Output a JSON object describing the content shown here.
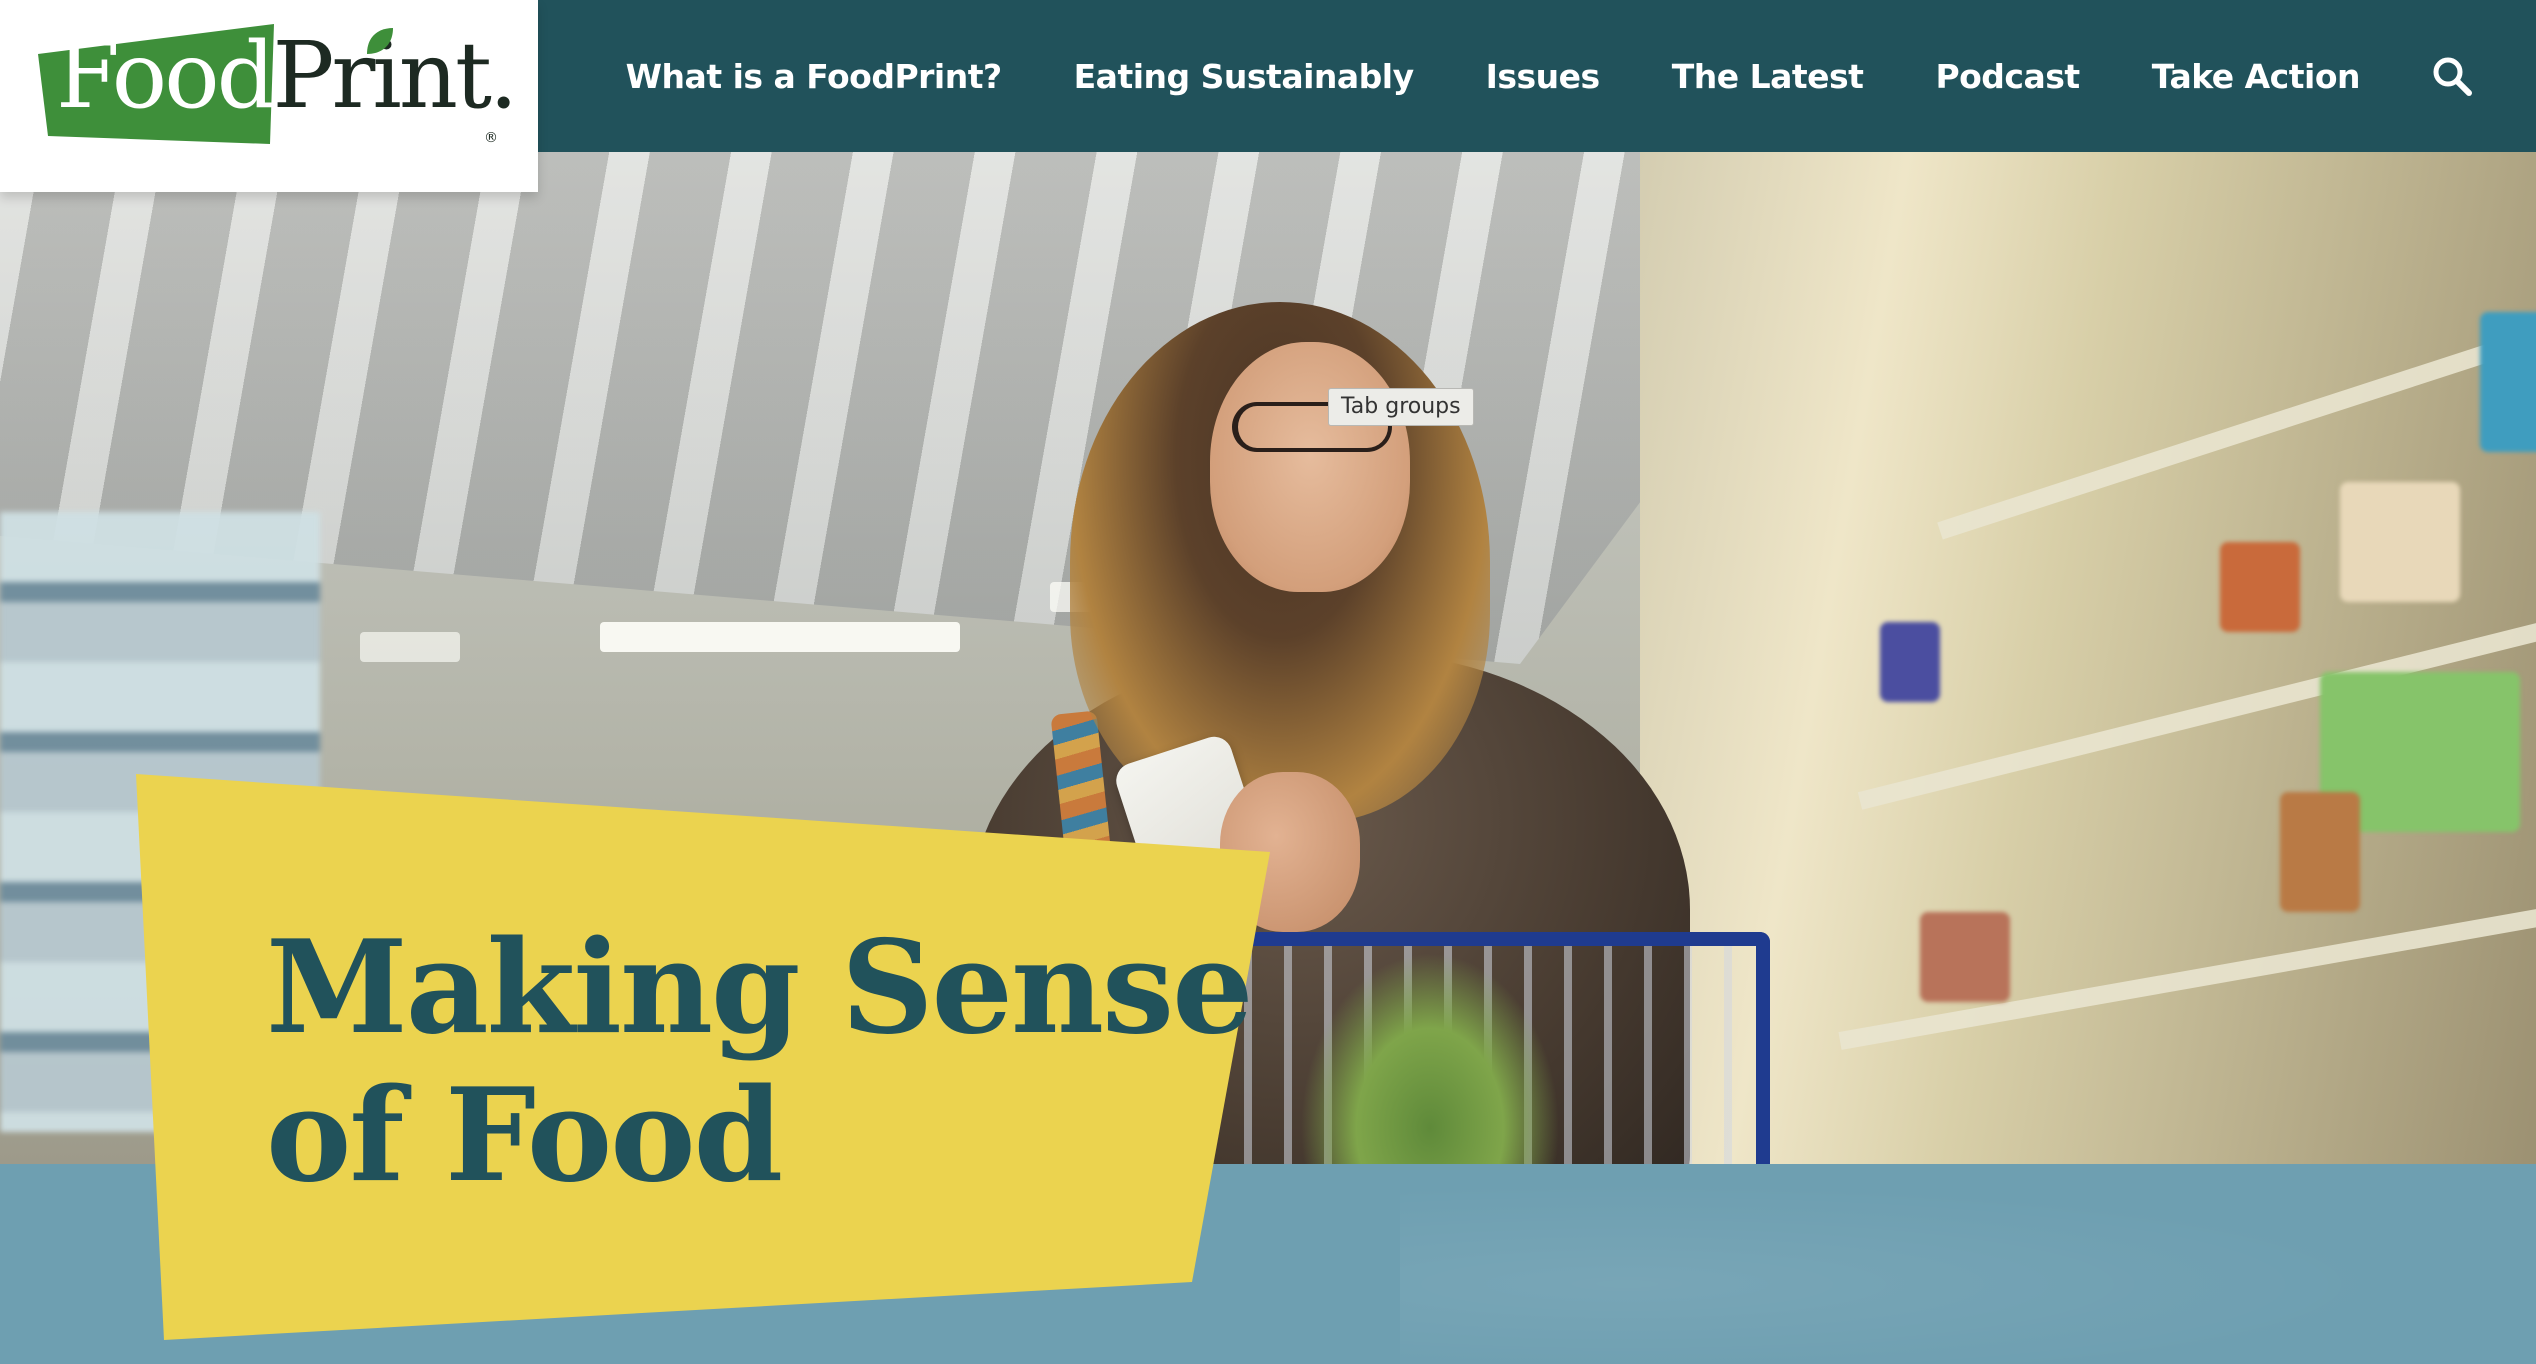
{
  "brand": {
    "name_part1": "Food",
    "name_part2": "Print.",
    "registered_mark": "®"
  },
  "nav": {
    "items": [
      {
        "label": "What is a FoodPrint?"
      },
      {
        "label": "Eating Sustainably"
      },
      {
        "label": "Issues"
      },
      {
        "label": "The Latest"
      },
      {
        "label": "Podcast"
      },
      {
        "label": "Take Action"
      }
    ],
    "search_icon": "search-icon"
  },
  "hero": {
    "title_line1": "Making Sense",
    "title_line2": "of Food"
  },
  "tooltip": {
    "text": "Tab groups"
  },
  "colors": {
    "header_bg": "#21525b",
    "logo_green": "#3e8f3a",
    "hero_panel_yellow": "#ebd34f",
    "title_text": "#21525b",
    "band_blue": "#6e9fb1"
  }
}
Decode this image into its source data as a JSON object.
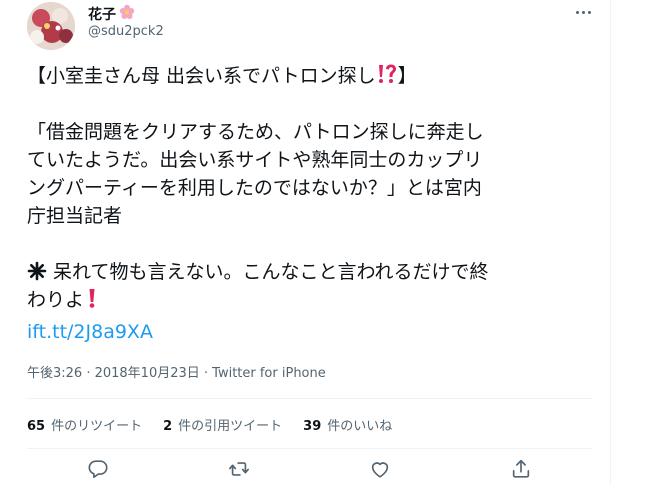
{
  "author": {
    "display_name": "花子",
    "handle": "@sdu2pck2",
    "name_badge_icon": "cherry-blossom-icon"
  },
  "tweet": {
    "line1": "【小室圭さん母 出会い系でパトロン探し",
    "line1_emoji_icon": "exclamation-question-icon",
    "line1_end": "】",
    "quote_lines": [
      "「借金問題をクリアするため、パトロン探しに奔走し",
      "ていたようだ。出会い系サイトや熟年同士のカップリ",
      "ングパーティーを利用したのではないか？」とは宮内",
      "庁担当記者"
    ],
    "comment_line1": "呆れて物も言えない。こんなこと言われるだけで終",
    "comment_line1_icon": "eight-pointed-star-icon",
    "comment_line2": "わりよ",
    "comment_line2_icon": "red-exclamation-icon",
    "link": "ift.tt/2J8a9XA"
  },
  "meta": {
    "timestamp": "午後3:26 · 2018年10月23日 · Twitter for iPhone"
  },
  "stats": {
    "retweets_count": "65",
    "retweets_label": "件のリツイート",
    "quotes_count": "2",
    "quotes_label": "件の引用ツイート",
    "likes_count": "39",
    "likes_label": "件のいいね"
  },
  "colors": {
    "link": "#1d9bf0",
    "secondary_text": "#536471",
    "exclamation_red": "#e0245e"
  }
}
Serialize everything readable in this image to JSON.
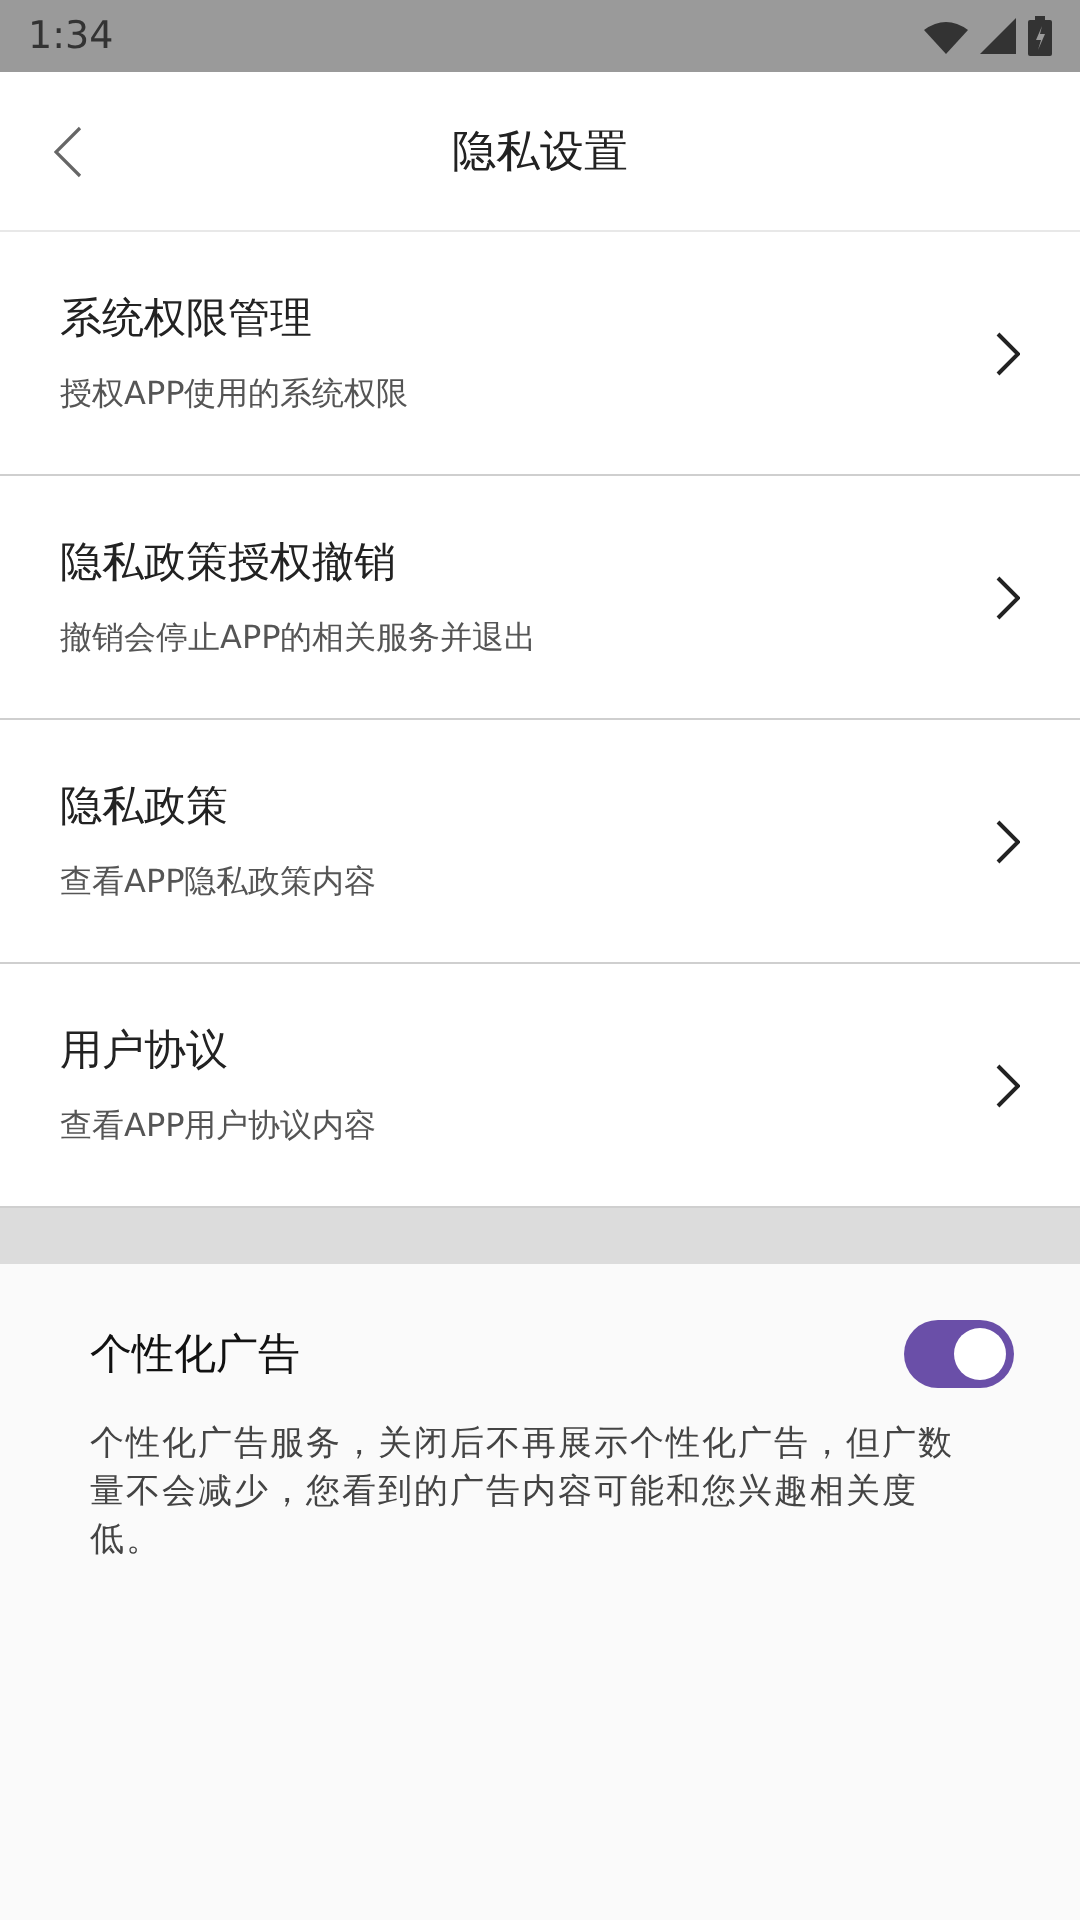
{
  "status_bar": {
    "time": "1:34"
  },
  "header": {
    "title": "隐私设置"
  },
  "items": [
    {
      "title": "系统权限管理",
      "subtitle": "授权APP使用的系统权限"
    },
    {
      "title": "隐私政策授权撤销",
      "subtitle": "撤销会停止APP的相关服务并退出"
    },
    {
      "title": "隐私政策",
      "subtitle": "查看APP隐私政策内容"
    },
    {
      "title": "用户协议",
      "subtitle": "查看APP用户协议内容"
    }
  ],
  "ad_setting": {
    "title": "个性化广告",
    "on": true,
    "description": "个性化广告服务，关闭后不再展示个性化广告，但广数量不会减少，您看到的广告内容可能和您兴趣相关度低。"
  }
}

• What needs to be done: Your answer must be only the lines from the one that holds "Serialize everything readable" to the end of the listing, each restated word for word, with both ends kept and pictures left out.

• Solution to this task:
Serialize everything readable in this image to JSON.
{
  "status_bar": {
    "time": "1:34"
  },
  "header": {
    "title": "隐私设置"
  },
  "items": [
    {
      "title": "系统权限管理",
      "subtitle": "授权APP使用的系统权限"
    },
    {
      "title": "隐私政策授权撤销",
      "subtitle": "撤销会停止APP的相关服务并退出"
    },
    {
      "title": "隐私政策",
      "subtitle": "查看APP隐私政策内容"
    },
    {
      "title": "用户协议",
      "subtitle": "查看APP用户协议内容"
    }
  ],
  "ad_setting": {
    "title": "个性化广告",
    "on": true,
    "description": "个性化广告服务，关闭后不再展示个性化广告，但广数量不会减少，您看到的广告内容可能和您兴趣相关度低。"
  }
}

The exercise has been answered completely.